[EXERCISE]: Your answer must be an exact copy of the records below, minus the pictures.
═══ ENTRIES SUPPLIED
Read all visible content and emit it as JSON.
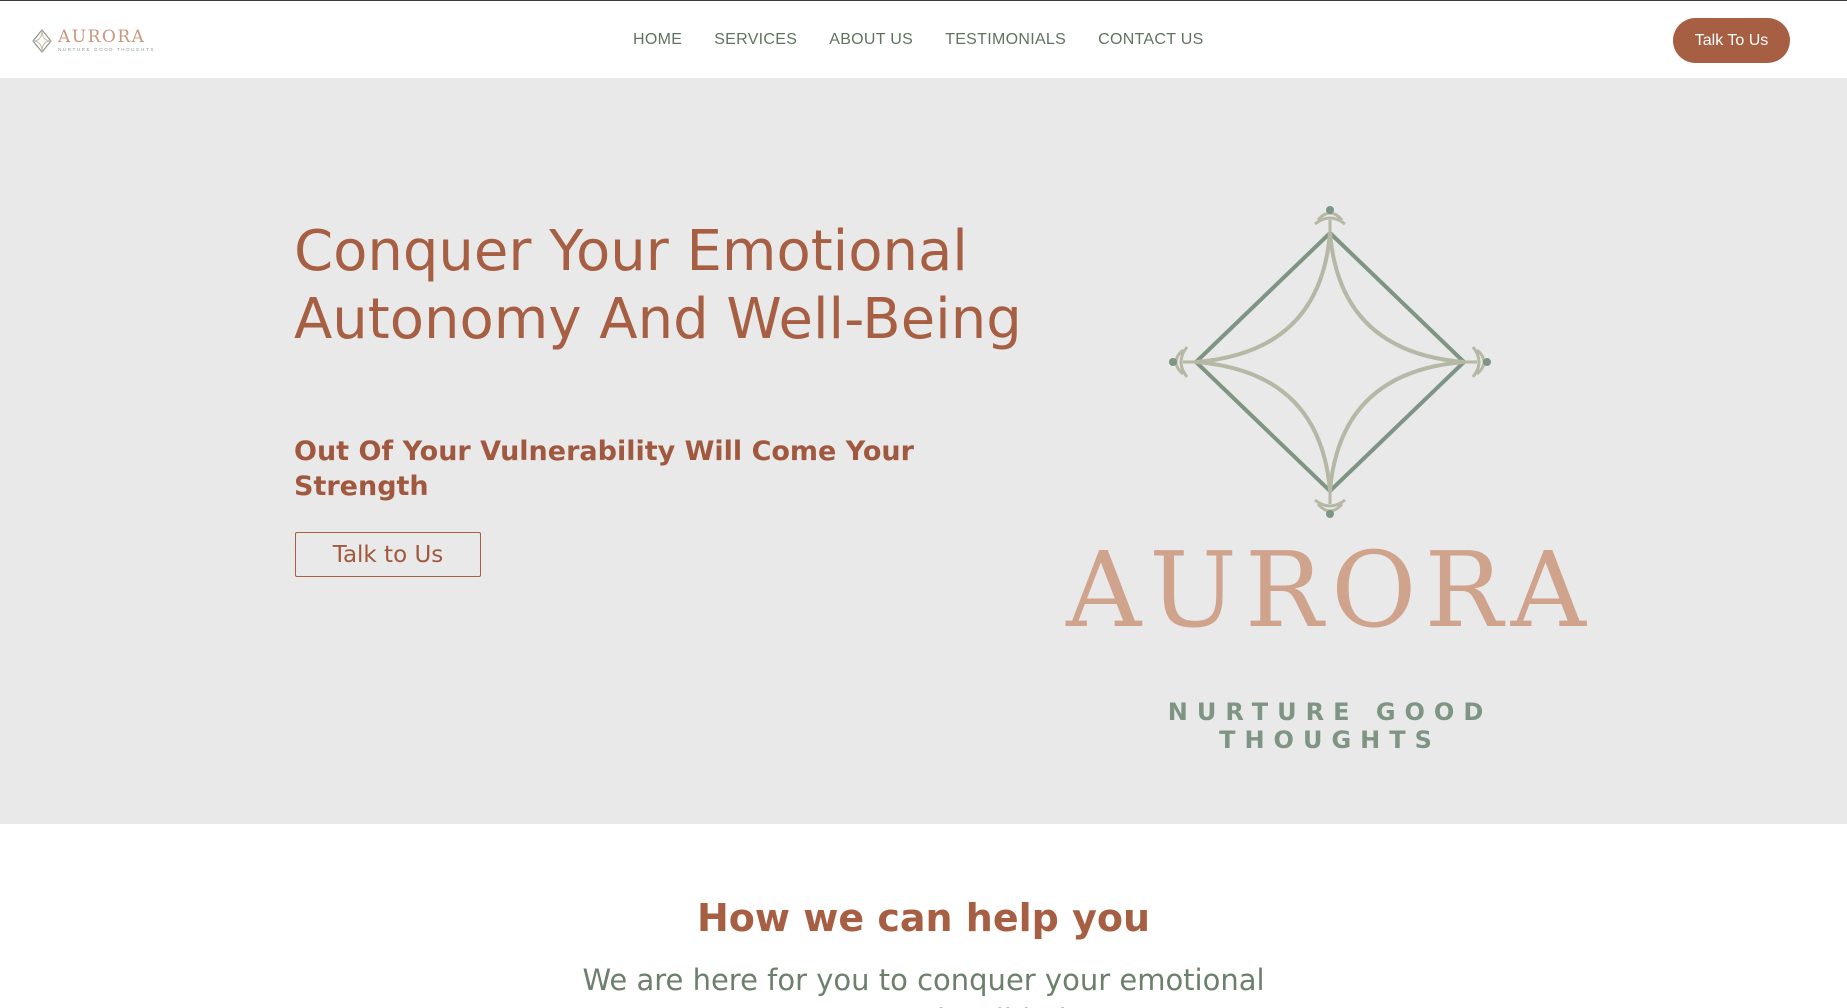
{
  "brand": {
    "name": "AURORA",
    "tagline": "NURTURE GOOD THOUGHTS"
  },
  "nav": {
    "items": [
      "HOME",
      "SERVICES",
      "ABOUT US",
      "TESTIMONIALS",
      "CONTACT US"
    ],
    "cta_label": "Talk To Us"
  },
  "hero": {
    "title": "Conquer Your Emotional Autonomy And Well-Being",
    "subtitle": "Out Of Your Vulnerability Will Come Your Strength",
    "button_label": "Talk to Us",
    "logo_word": "AURORA",
    "logo_tagline": "NURTURE GOOD THOUGHTS"
  },
  "help": {
    "title": "How we can help you",
    "text": "We are here for you to conquer your emotional autonomy and well-being."
  },
  "colors": {
    "accent": "#a75f43",
    "sage": "#7f9583",
    "hero_bg": "#e9e9e9",
    "logo_peach": "#d0a38d"
  }
}
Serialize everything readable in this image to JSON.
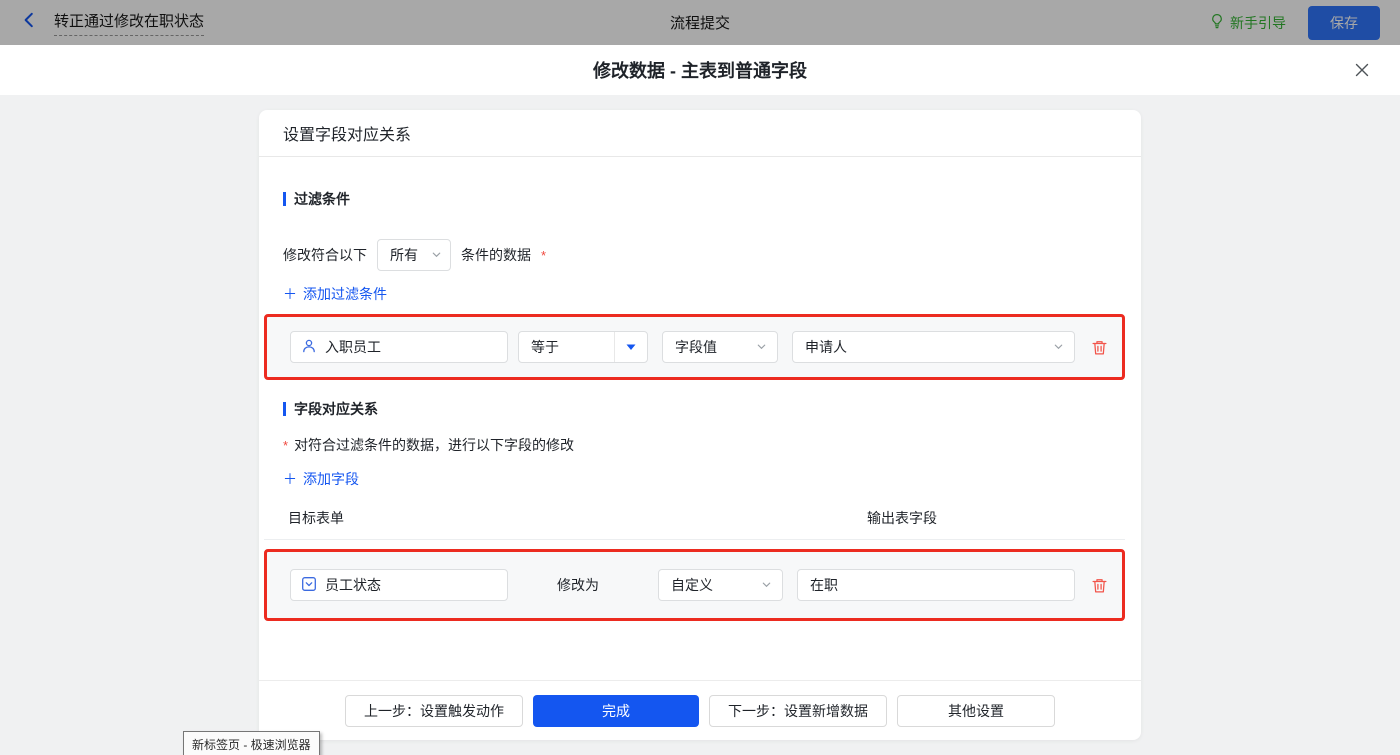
{
  "header": {
    "flow_name": "转正通过修改在职状态",
    "center_title": "流程提交",
    "guide_label": "新手引导",
    "save_label": "保存"
  },
  "modal": {
    "title": "修改数据 - 主表到普通字段",
    "panel_title": "设置字段对应关系",
    "filter_section": {
      "title": "过滤条件",
      "prefix": "修改符合以下",
      "match_select": "所有",
      "suffix": "条件的数据",
      "required_mark": "*",
      "add_link": "添加过滤条件",
      "row": {
        "field": "入职员工",
        "operator": "等于",
        "value_type": "字段值",
        "value": "申请人"
      }
    },
    "mapping_section": {
      "title": "字段对应关系",
      "required_mark": "*",
      "description": "对符合过滤条件的数据，进行以下字段的修改",
      "add_link": "添加字段",
      "col_target": "目标表单",
      "col_output": "输出表字段",
      "row": {
        "field": "员工状态",
        "action_label": "修改为",
        "mode_select": "自定义",
        "value": "在职"
      }
    },
    "footer": {
      "prev_label": "上一步：设置触发动作",
      "done_label": "完成",
      "next_label": "下一步：设置新增数据",
      "other_label": "其他设置"
    }
  },
  "tooltip_text": "新标签页 - 极速浏览器",
  "colors": {
    "accent_blue": "#1456f0",
    "annotation_red": "#ec2b20",
    "guide_green": "#35b434",
    "danger_red": "#f0483e"
  }
}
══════
[SOLUTION TO THIS TASK]:
Read all visible content and emit it as JSON.
{
  "brand": {
    "name": "AURORA",
    "tagline": "NURTURE GOOD THOUGHTS"
  },
  "nav": {
    "items": [
      "HOME",
      "SERVICES",
      "ABOUT US",
      "TESTIMONIALS",
      "CONTACT US"
    ],
    "cta_label": "Talk To Us"
  },
  "hero": {
    "title": "Conquer Your Emotional Autonomy And Well-Being",
    "subtitle": "Out Of Your Vulnerability Will Come Your Strength",
    "button_label": "Talk to Us",
    "logo_word": "AURORA",
    "logo_tagline": "NURTURE GOOD THOUGHTS"
  },
  "help": {
    "title": "How we can help you",
    "text": "We are here for you to conquer your emotional autonomy and well-being."
  },
  "colors": {
    "accent": "#a75f43",
    "sage": "#7f9583",
    "hero_bg": "#e9e9e9",
    "logo_peach": "#d0a38d"
  }
}
Serialize everything readable in this image to JSON.
{
  "header": {
    "flow_name": "转正通过修改在职状态",
    "center_title": "流程提交",
    "guide_label": "新手引导",
    "save_label": "保存"
  },
  "modal": {
    "title": "修改数据 - 主表到普通字段",
    "panel_title": "设置字段对应关系",
    "filter_section": {
      "title": "过滤条件",
      "prefix": "修改符合以下",
      "match_select": "所有",
      "suffix": "条件的数据",
      "required_mark": "*",
      "add_link": "添加过滤条件",
      "row": {
        "field": "入职员工",
        "operator": "等于",
        "value_type": "字段值",
        "value": "申请人"
      }
    },
    "mapping_section": {
      "title": "字段对应关系",
      "required_mark": "*",
      "description": "对符合过滤条件的数据，进行以下字段的修改",
      "add_link": "添加字段",
      "col_target": "目标表单",
      "col_output": "输出表字段",
      "row": {
        "field": "员工状态",
        "action_label": "修改为",
        "mode_select": "自定义",
        "value": "在职"
      }
    },
    "footer": {
      "prev_label": "上一步：设置触发动作",
      "done_label": "完成",
      "next_label": "下一步：设置新增数据",
      "other_label": "其他设置"
    }
  },
  "tooltip_text": "新标签页 - 极速浏览器",
  "colors": {
    "accent_blue": "#1456f0",
    "annotation_red": "#ec2b20",
    "guide_green": "#35b434",
    "danger_red": "#f0483e"
  }
}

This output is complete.